What does it mean to “file suit,” and why do we do it?


Quite simply, filing suit means to file a lawsuit. Or, in other words, to file a document, called a Complaint for Damages, with the Court that requests damages be paid by the defendant for the defendant’s negligent conduct.

From a 40,000 foot view, a person is obligated to conduct themselves in a reasonably prudent manner. When someone breaches this standard of care, and as a result, injures someone, then that person is obligated to compensate the injured victim for the damages. That is called negligence, and is the basis for the area of law called “personal injury.”

Both people and businesses make mistakes. They are sometimes negligent. That is why most drivers, homeowners, and businesses maintain liability insurance. Liability insurance is the type of insurance that covers persons who have caused bodily injury to another due to negligence.

Personal injury attorneys, representing the injured person, will negotiate the value of a claim with the negligent party’s insurance company. Almost all personal injury lawyers work off of a contingency, meaning they make a percentage of the overall settlement or verdict and nothing if there is no recovery. This means that they will attempt to negotiate the maximum value of the claim possible. The at-fault party’s insurance company will obviously attempt to pay out as little as possible.

Most personal injury claims are settled as a result of this negotiation. However, depending on the insurance company, or the facts of the particular injury, a settlement cannot be reached. When this happens, the injured person’s only option will be to file a lawsuit and take their case to trial. This decision should not be made lightly, as personal injury cases can be complicated and not easily won.

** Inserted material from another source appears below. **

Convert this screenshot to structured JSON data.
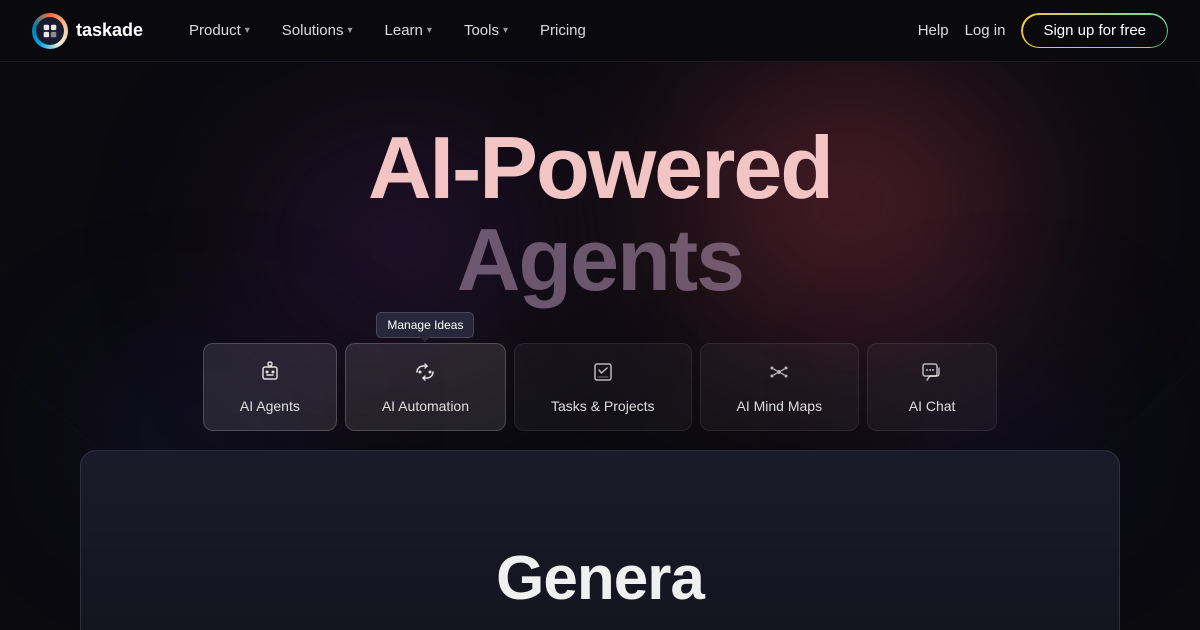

If you or a loved one have been injured in a car or truck accident, and you are not sure whether filing a lawsuit is right for you, then please feel free to call and speak to one of our experienced Atlanta personal injury lawyer today.